The first picture of Our Lady of Confidence was painted by the great Italian painter Carlo Maratta (1625-1713) who was knighted by Pope Clement XI in 1704 and was made court painter by Louis XIV the same year.
Maratta gave the picture to a noblewoman, Claire Isabella Fornari (June 25, 1697- December 9, 1744), who was the abbess of the Convent of Poor Claire of St. Francis in the city of Todi. The Abbess – today the Venerable Sister Claire Isabel – embraced a life of severe penance and was favored with many mystical graces. She had a great devotion to sacred images, especially those of Mary. She treasured the picture Maratta gave her and meditated on it during her prayer time. Our Lady promised Sister Claire that she would give special graces to all those who would venerate the image of our Lady of Trust throughout the ages. “My Heavenly Mother assured me,” said the Abbess, “that she would give a special tenderness and devotion toward her to everyone who contemplated this image” (the original and copies).
Sister Claire advised her spiritual director, Father Gazali, to take the picture with him whenever he traveled. Father Gazali always found a great sense of peace and consolation from it. He kept the picture until his death on July 29, 1762. Then his possessions, including the image, were given to the Sisters of the Monastery of St. Francis of Todi where they are today.
In the Major Seminary in Rome, there is an identical picture of our Lady of Confidence. How can this be? Sister Claire had another spiritual advisor, Father Crivelli, who was the spiritual director of the German College in Rome. While visiting Foligno, Father Crivelli became seriously sick, but was suddenly healed as soon as Sister sent him the original painting. He was so moved by this healing that he wanted a copy of the image which he took to Rome and then to the local seminary. From this simple beginning the devotion spread so that by the 1830’s Our Lady of Trust had become the patroness of the Major Seminary in Rome.
Our Lay of Trust protected the seminarians in times of crisis. In fact in 1837, the scourge of Asiatic flu claimed many lives. The seminarians and their families were put under the protection of Mary; not one of them contracted the disease! In thanksgiving, two crowns were fashioned in gold and placed on the images of Mary and the Child Jesus.

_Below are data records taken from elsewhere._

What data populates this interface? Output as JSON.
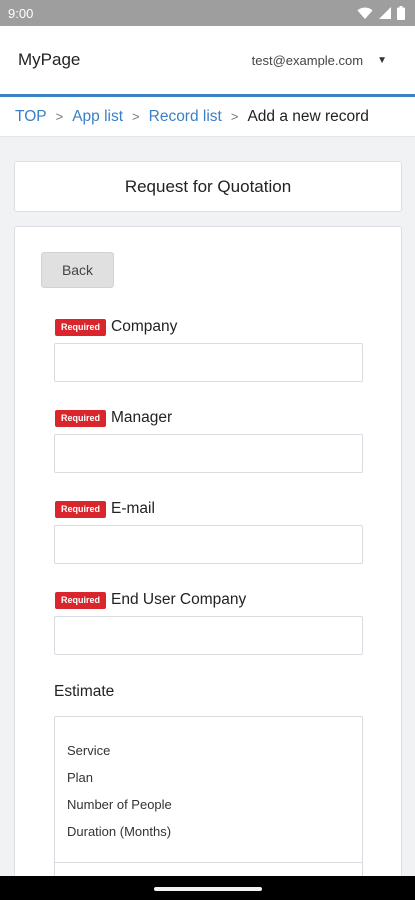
{
  "status_bar": {
    "time": "9:00",
    "icons": [
      "wifi-icon",
      "signal-icon",
      "battery-icon"
    ]
  },
  "header": {
    "title": "MyPage",
    "user_email": "test@example.com",
    "accent_color": "#3b82c4"
  },
  "breadcrumb": {
    "items": [
      "TOP",
      "App list",
      "Record list"
    ],
    "current": "Add a new record",
    "separator": ">"
  },
  "page_title": "Request for Quotation",
  "form": {
    "back_label": "Back",
    "required_label": "Required",
    "required_color": "#d9262c",
    "fields": [
      {
        "label": "Company",
        "value": ""
      },
      {
        "label": "Manager",
        "value": ""
      },
      {
        "label": "E-mail",
        "value": ""
      },
      {
        "label": "End User Company",
        "value": ""
      }
    ],
    "estimate": {
      "label": "Estimate",
      "rows": [
        "Service",
        "Plan",
        "Number of People",
        "Duration (Months)"
      ]
    }
  }
}
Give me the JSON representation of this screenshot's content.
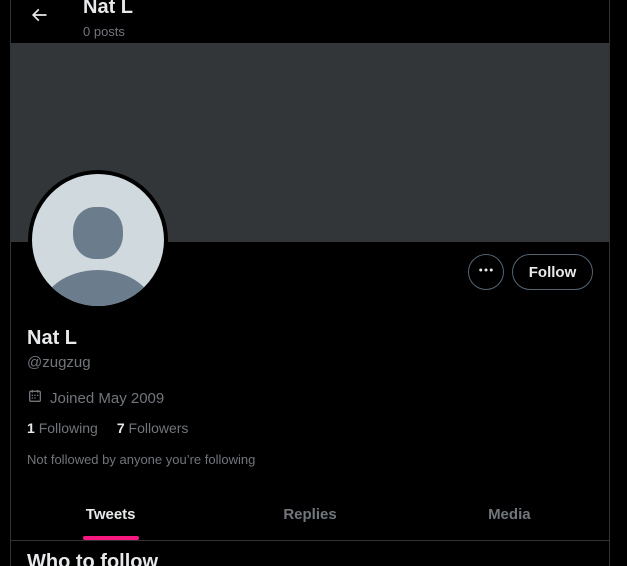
{
  "header": {
    "title": "Nat L",
    "post_count": "0 posts",
    "back_icon": "arrow-left-icon"
  },
  "profile": {
    "name": "Nat L",
    "handle": "@zugzug",
    "joined": "Joined May 2009",
    "joined_icon": "calendar-icon",
    "following_count": "1",
    "following_label": "Following",
    "followers_count": "7",
    "followers_label": "Followers",
    "mutuals_text": "Not followed by anyone you’re following"
  },
  "actions": {
    "more_icon": "ellipsis-icon",
    "follow_label": "Follow"
  },
  "tabs": [
    {
      "label": "Tweets",
      "active": true
    },
    {
      "label": "Replies",
      "active": false
    },
    {
      "label": "Media",
      "active": false
    }
  ],
  "sidebar_section": {
    "title": "Who to follow"
  },
  "colors": {
    "background": "#000000",
    "banner": "#333639",
    "avatar_bg": "#cfd9de",
    "avatar_figure": "#6b7c8c",
    "accent_underline": "#f91880",
    "secondary_text": "#71767b",
    "primary_text": "#e7e9ea",
    "border": "#2f3336"
  }
}
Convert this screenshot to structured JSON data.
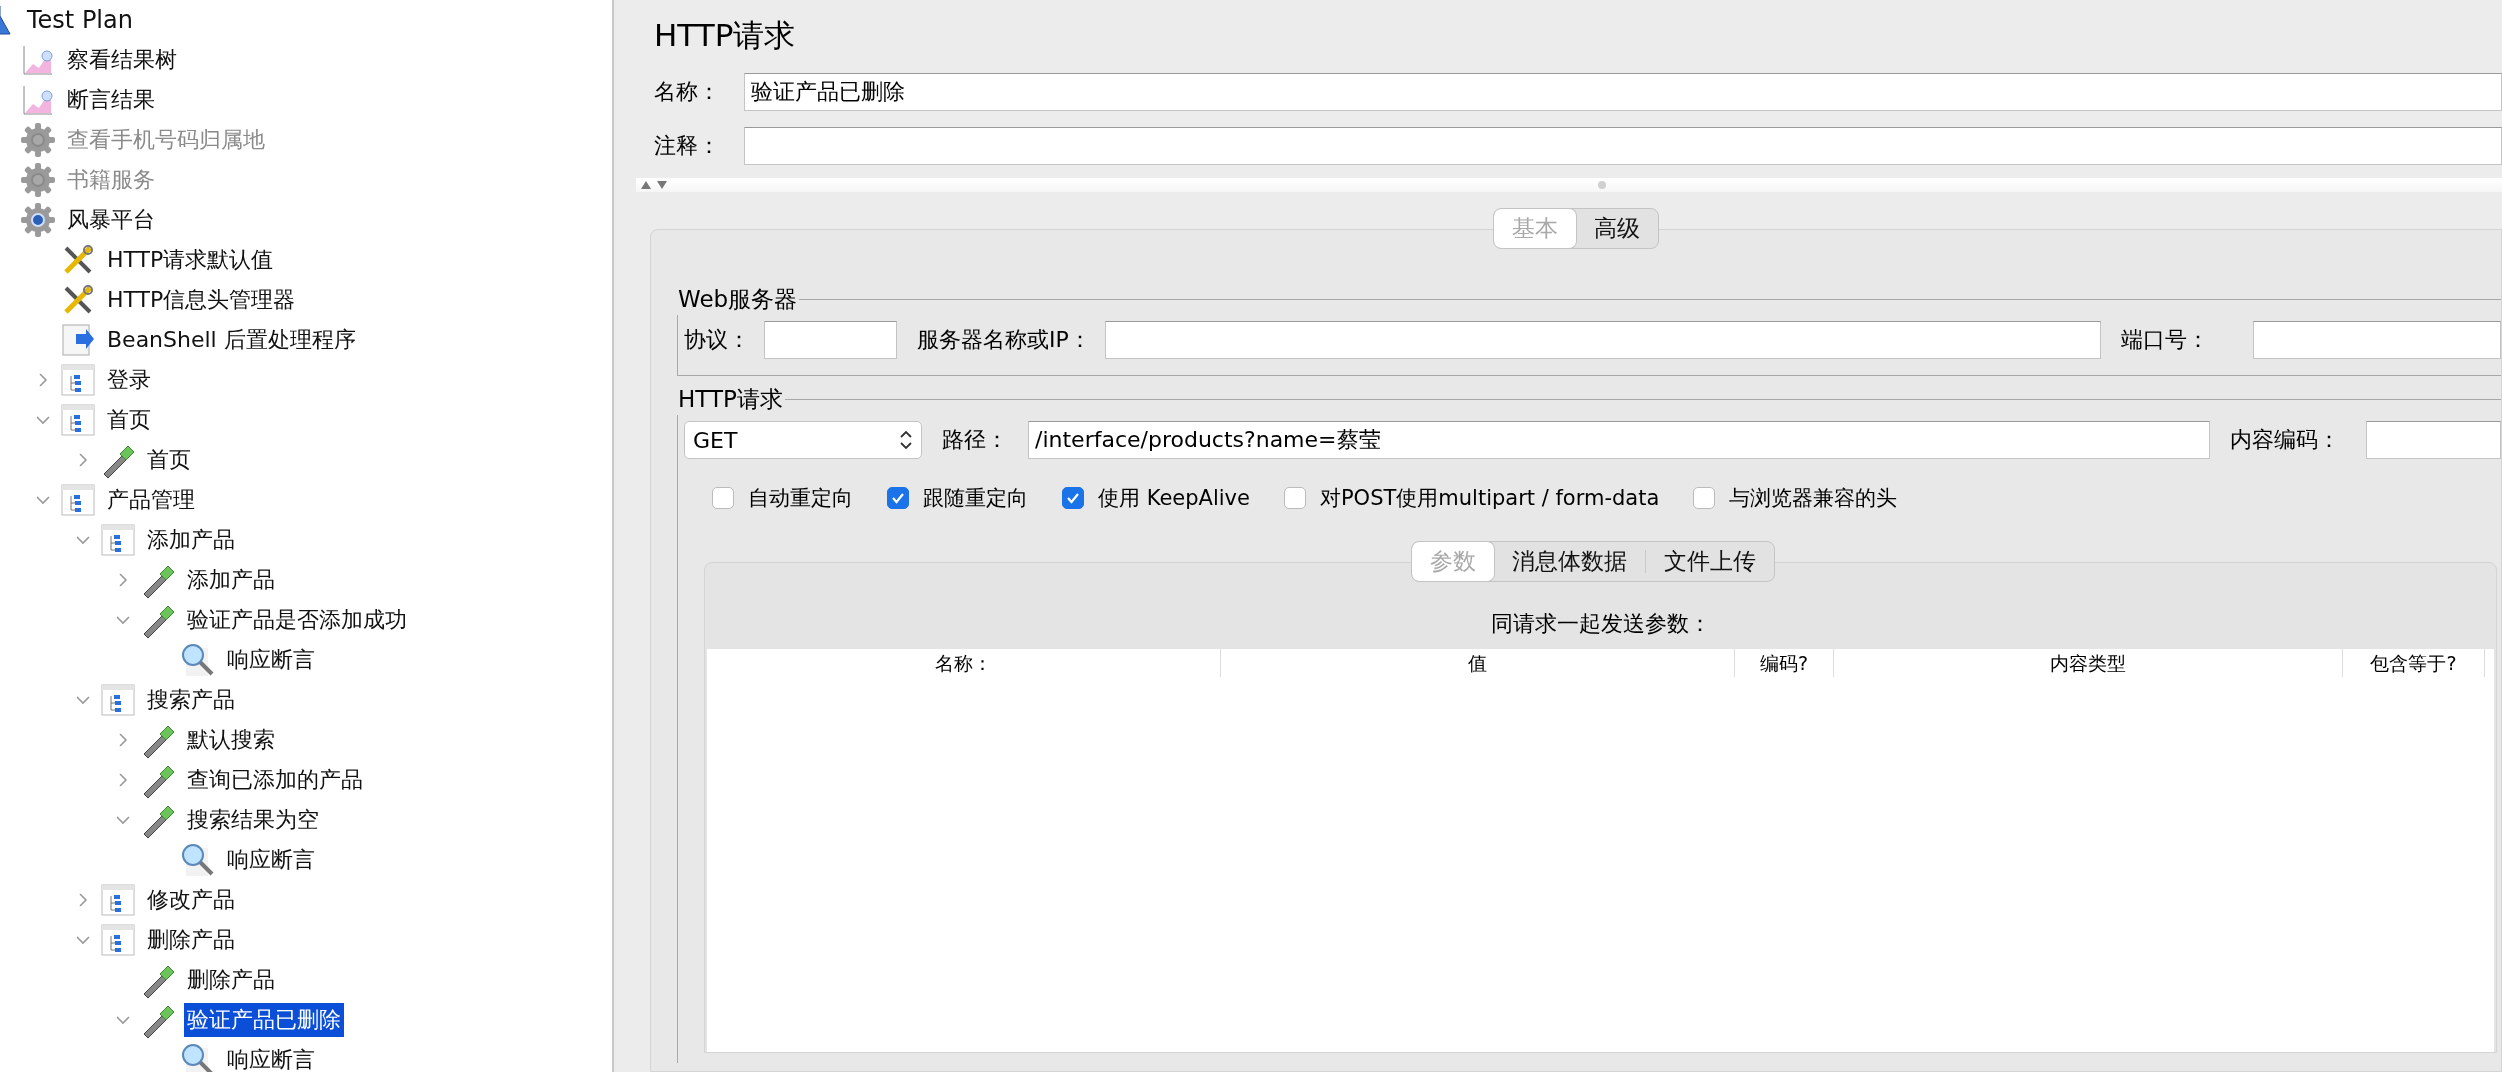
{
  "tree": {
    "root": {
      "label": "Test Plan",
      "kind": "testplan",
      "disabled": false,
      "selected": false,
      "children": [
        {
          "label": "察看结果树",
          "kind": "listener",
          "disabled": false,
          "selected": false
        },
        {
          "label": "断言结果",
          "kind": "listener",
          "disabled": false,
          "selected": false
        },
        {
          "label": "查看手机号码归属地",
          "kind": "gear",
          "disabled": true,
          "selected": false
        },
        {
          "label": "书籍服务",
          "kind": "gear",
          "disabled": true,
          "selected": false
        },
        {
          "label": "风暴平台",
          "kind": "gear",
          "disabled": false,
          "selected": false,
          "children": [
            {
              "label": "HTTP请求默认值",
              "kind": "tools",
              "disabled": false,
              "selected": false
            },
            {
              "label": "HTTP信息头管理器",
              "kind": "tools",
              "disabled": false,
              "selected": false
            },
            {
              "label": "BeanShell 后置处理程序",
              "kind": "script",
              "disabled": false,
              "selected": false
            },
            {
              "label": "登录",
              "kind": "controller",
              "disabled": false,
              "selected": false,
              "expanded": false
            },
            {
              "label": "首页",
              "kind": "controller",
              "disabled": false,
              "selected": false,
              "expanded": true,
              "children": [
                {
                  "label": "首页",
                  "kind": "sampler",
                  "disabled": false,
                  "selected": false,
                  "expanded": false
                }
              ]
            },
            {
              "label": "产品管理",
              "kind": "controller",
              "disabled": false,
              "selected": false,
              "expanded": true,
              "children": [
                {
                  "label": "添加产品",
                  "kind": "controller",
                  "disabled": false,
                  "selected": false,
                  "expanded": true,
                  "children": [
                    {
                      "label": "添加产品",
                      "kind": "sampler",
                      "disabled": false,
                      "selected": false,
                      "expanded": false
                    },
                    {
                      "label": "验证产品是否添加成功",
                      "kind": "sampler",
                      "disabled": false,
                      "selected": false,
                      "expanded": true,
                      "children": [
                        {
                          "label": "响应断言",
                          "kind": "assertion",
                          "disabled": false,
                          "selected": false
                        }
                      ]
                    }
                  ]
                },
                {
                  "label": "搜索产品",
                  "kind": "controller",
                  "disabled": false,
                  "selected": false,
                  "expanded": true,
                  "children": [
                    {
                      "label": "默认搜索",
                      "kind": "sampler",
                      "disabled": false,
                      "selected": false,
                      "expanded": false
                    },
                    {
                      "label": "查询已添加的产品",
                      "kind": "sampler",
                      "disabled": false,
                      "selected": false,
                      "expanded": false
                    },
                    {
                      "label": "搜索结果为空",
                      "kind": "sampler",
                      "disabled": false,
                      "selected": false,
                      "expanded": true,
                      "children": [
                        {
                          "label": "响应断言",
                          "kind": "assertion",
                          "disabled": false,
                          "selected": false
                        }
                      ]
                    }
                  ]
                },
                {
                  "label": "修改产品",
                  "kind": "controller",
                  "disabled": false,
                  "selected": false,
                  "expanded": false
                },
                {
                  "label": "删除产品",
                  "kind": "controller",
                  "disabled": false,
                  "selected": false,
                  "expanded": true,
                  "children": [
                    {
                      "label": "删除产品",
                      "kind": "sampler",
                      "disabled": false,
                      "selected": false
                    },
                    {
                      "label": "验证产品已删除",
                      "kind": "sampler",
                      "disabled": false,
                      "selected": true,
                      "expanded": true,
                      "children": [
                        {
                          "label": "响应断言",
                          "kind": "assertion",
                          "disabled": false,
                          "selected": false
                        }
                      ]
                    }
                  ]
                }
              ]
            }
          ]
        }
      ]
    }
  },
  "editor": {
    "title": "HTTP请求",
    "fields": [
      {
        "label": "名称：",
        "value": "验证产品已删除"
      },
      {
        "label": "注释："
      }
    ],
    "main_tabs": [
      {
        "label": "基本",
        "selected": true
      },
      {
        "label": "高级",
        "selected": false
      }
    ],
    "web_server": {
      "legend": "Web服务器",
      "fields": [
        {
          "label": "协议："
        },
        {
          "label": "服务器名称或IP："
        },
        {
          "label": "端口号："
        }
      ]
    },
    "http_request": {
      "legend": "HTTP请求",
      "method": "GET",
      "path_label": "路径：",
      "path": "/interface/products?name=蔡莹",
      "encoding_label": "内容编码：",
      "options": [
        {
          "label": "自动重定向",
          "checked": false
        },
        {
          "label": "跟随重定向",
          "checked": true
        },
        {
          "label": "使用 KeepAlive",
          "checked": true
        },
        {
          "label": "对POST使用multipart / form-data",
          "checked": false
        },
        {
          "label": "与浏览器兼容的头",
          "checked": false
        }
      ]
    },
    "sub_tabs": [
      {
        "label": "参数",
        "selected": true
      },
      {
        "label": "消息体数据",
        "selected": false
      },
      {
        "label": "文件上传",
        "selected": false
      }
    ],
    "parameters": {
      "title": "同请求一起发送参数：",
      "columns": [
        "名称：",
        "值",
        "编码?",
        "内容类型",
        "包含等于?"
      ]
    }
  }
}
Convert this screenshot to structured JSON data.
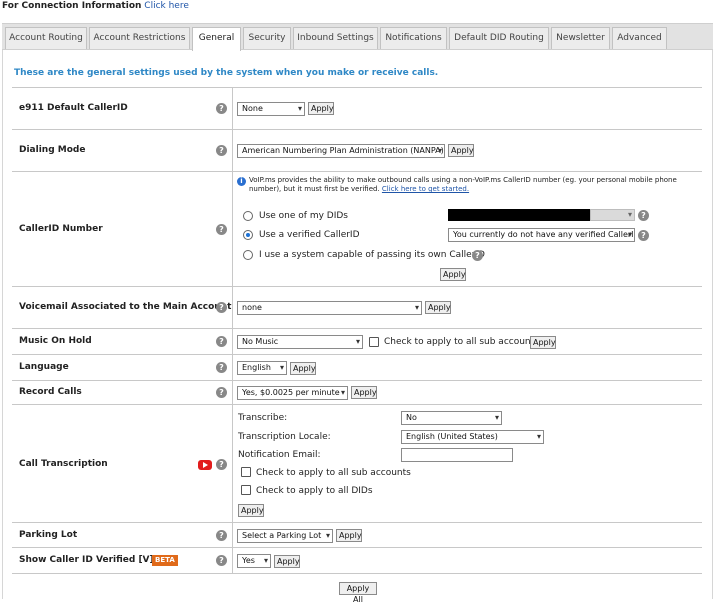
{
  "top": {
    "label": "For Connection Information",
    "link": "Click here"
  },
  "tabs": [
    {
      "label": "Account Routing"
    },
    {
      "label": "Account Restrictions"
    },
    {
      "label": "General"
    },
    {
      "label": "Security"
    },
    {
      "label": "Inbound Settings"
    },
    {
      "label": "Notifications"
    },
    {
      "label": "Default DID Routing"
    },
    {
      "label": "Newsletter"
    },
    {
      "label": "Advanced"
    }
  ],
  "intro": "These are the general settings used by the system when you make or receive calls.",
  "help_glyph": "?",
  "apply_label": "Apply",
  "caret": "▾",
  "rows": {
    "e911": {
      "label": "e911 Default CallerID",
      "value": "None"
    },
    "dialing": {
      "label": "Dialing Mode",
      "value": "American Numbering Plan Administration (NANPA)"
    },
    "callerid": {
      "label": "CallerID Number",
      "info": "VoIP.ms provides the ability to make outbound calls using a non-VoIP.ms CallerID number (eg. your personal mobile phone number), but it must first be verified.",
      "info_link": "Click here to get started.",
      "opt1": "Use one of my DIDs",
      "opt2": "Use a verified CallerID",
      "opt2_value": "You currently do not have any verified CallerID",
      "opt3": "I use a system capable of passing its own CallerID"
    },
    "voicemail": {
      "label": "Voicemail Associated to the Main Account",
      "value": "none"
    },
    "moh": {
      "label": "Music On Hold",
      "value": "No Music",
      "check": "Check to apply to all sub accounts"
    },
    "language": {
      "label": "Language",
      "value": "English"
    },
    "record": {
      "label": "Record Calls",
      "value": "Yes, $0.0025 per minute"
    },
    "transcription": {
      "label": "Call Transcription",
      "transcribe_label": "Transcribe:",
      "transcribe_value": "No",
      "locale_label": "Transcription Locale:",
      "locale_value": "English (United States)",
      "email_label": "Notification Email:",
      "email_value": "",
      "check_sub": "Check to apply to all sub accounts",
      "check_dids": "Check to apply to all DIDs"
    },
    "parking": {
      "label": "Parking Lot",
      "value": "Select a Parking Lot"
    },
    "verified": {
      "label": "Show Caller ID Verified [V]",
      "badge": "BETA",
      "value": "Yes"
    }
  },
  "apply_all": "Apply All"
}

During World War I, more than 100 seminarians were forced into the Italian military. The seminarians placed themselves under the special care of Mary of Trust. They all returned home safely. To repay the goodness of their Queen, the seminarians put diadems on the crowns of Mother and Child! In the seminary today the Feast of Our Lady of Trust is celebrated on the Saturday before Ash Wednesday.